Tip: Regularly inspect your pothos plant for signs of pest infestations and other problems, and take action as soon as you notice any issues.

Creative Ways to Display Pothos

Pothos is a versatile plant that can be displayed in various creative ways to add beauty and greenery to your indoor space. Here are some ideas to inspire you:

Hanging Baskets

Hanging baskets are a classic and popular way to showcase pothos. Not only do they provide a unique way to display the plant’s trailing vines, but they also add an interesting visual element to your space. Hang them from the ceiling or off of a shelf to create an eye-catching display.

Macrame Plant Hangers

Macrame plant hangers are another trendy way to display pothos. These hangers come in various styles, colors, and lengths, and they can be used to elevate the look of your plant display. Consider a neutral-colored hanger to let your pothos shine or choose a bright color to add a pop of personality.

Wall-Mounted Holders

Wall-mounted holders are a less conventional but equally impressive way to display your pothos. These holders can be mounted on any wall, making them ideal for small spaces or areas with limited floor space. You can even create a unique wall display by using multiple holders of different sizes and shapes.
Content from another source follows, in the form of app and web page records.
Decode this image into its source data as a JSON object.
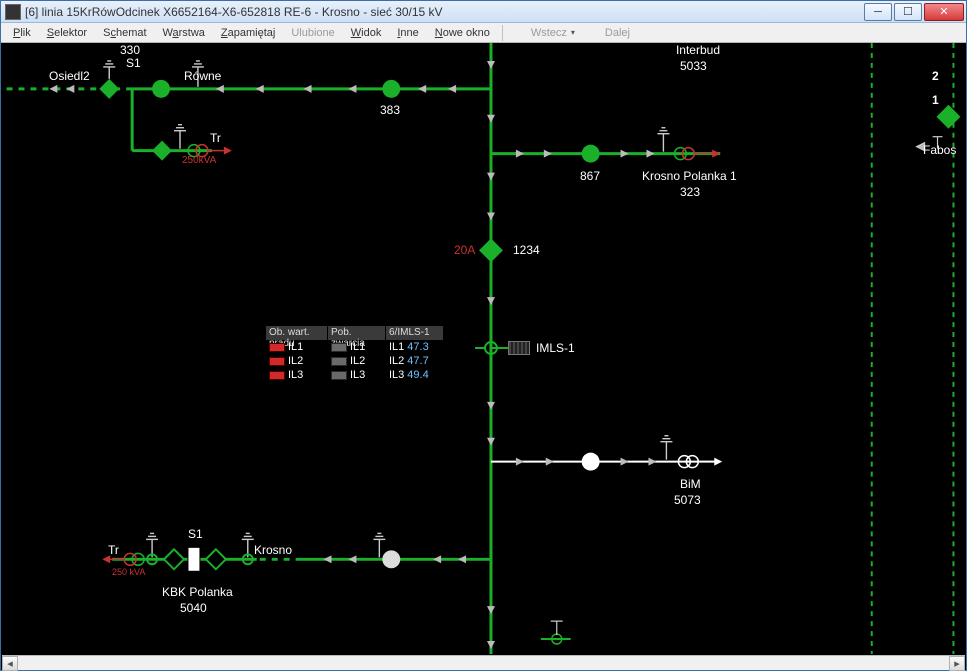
{
  "window": {
    "title": "[6]  linia 15KrRówOdcinek X6652164-X6-652818   RE-6 - Krosno - sieć 30/15 kV"
  },
  "menu": {
    "items": [
      "Plik",
      "Selektor",
      "Schemat",
      "Warstwa",
      "Zapamiętaj",
      "Ulubione",
      "Widok",
      "Inne",
      "Nowe okno"
    ],
    "disabled_index": 5,
    "nav_back": "Wstecz",
    "nav_fwd": "Dalej"
  },
  "labels": {
    "n330": "330",
    "s1_top": "S1",
    "osiedl2": "Osiedl2",
    "rowne": "Równe",
    "tr_top": "Tr",
    "trafo_top": "250kVA",
    "n383": "383",
    "interbud": "Interbud",
    "n5033": "5033",
    "fabos": "Fabos",
    "right_12": "1",
    "right_2": "2",
    "n867": "867",
    "krosno_polanka1": "Krosno Polanka 1",
    "n323": "323",
    "a20": "20A",
    "n1234": "1234",
    "imls": "IMLS-1",
    "bim": "BiM",
    "n5073": "5073",
    "s1_bot": "S1",
    "tr_bot": "Tr",
    "trafo_bot": "250 kVA",
    "krosno": "Krosno",
    "kbk": "KBK Polanka",
    "n5040": "5040"
  },
  "measure": {
    "hdr": [
      "Ob. wart. prądu",
      "Pob. zwarcia",
      "6/IMLS-1"
    ],
    "rows": [
      {
        "c1": "IL1",
        "c2": "IL1",
        "c3": "IL1",
        "v": "47.3"
      },
      {
        "c1": "IL2",
        "c2": "IL2",
        "c3": "IL2",
        "v": "47.7"
      },
      {
        "c1": "IL3",
        "c2": "IL3",
        "c3": "IL3",
        "v": "49.4"
      }
    ]
  },
  "colors": {
    "line_green": "#1ab02a",
    "line_bright": "#28d83a",
    "white": "#ffffff",
    "red": "#c83232",
    "blue": "#6fc2ff"
  }
}
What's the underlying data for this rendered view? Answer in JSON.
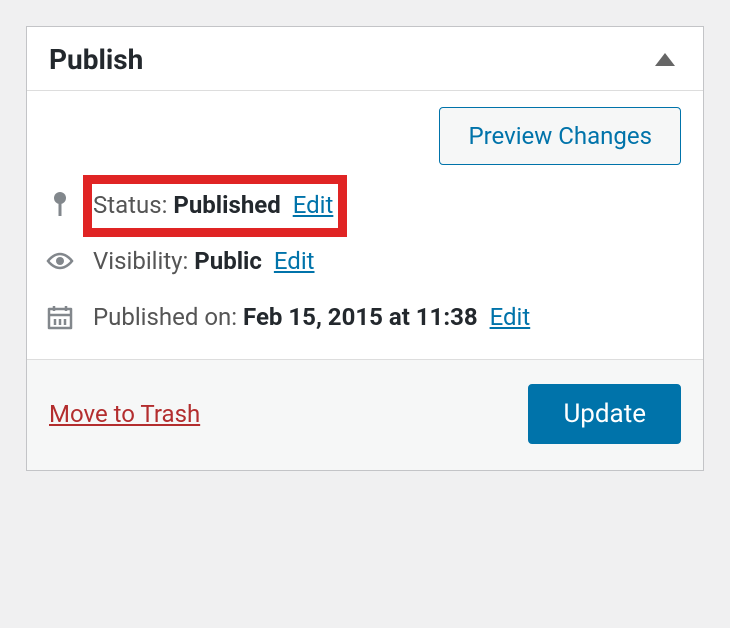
{
  "panel": {
    "title": "Publish"
  },
  "preview": {
    "label": "Preview Changes"
  },
  "status": {
    "label": "Status:",
    "value": "Published",
    "edit": "Edit"
  },
  "visibility": {
    "label": "Visibility:",
    "value": "Public",
    "edit": "Edit"
  },
  "published": {
    "label": "Published on:",
    "value": "Feb 15, 2015 at 11:38",
    "edit": "Edit"
  },
  "footer": {
    "trash": "Move to Trash",
    "update": "Update"
  }
}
These are just a few ideas to get you started. The possibilities for creative pothos displays are endless, so don’t be afraid to experiment and try out new ideas!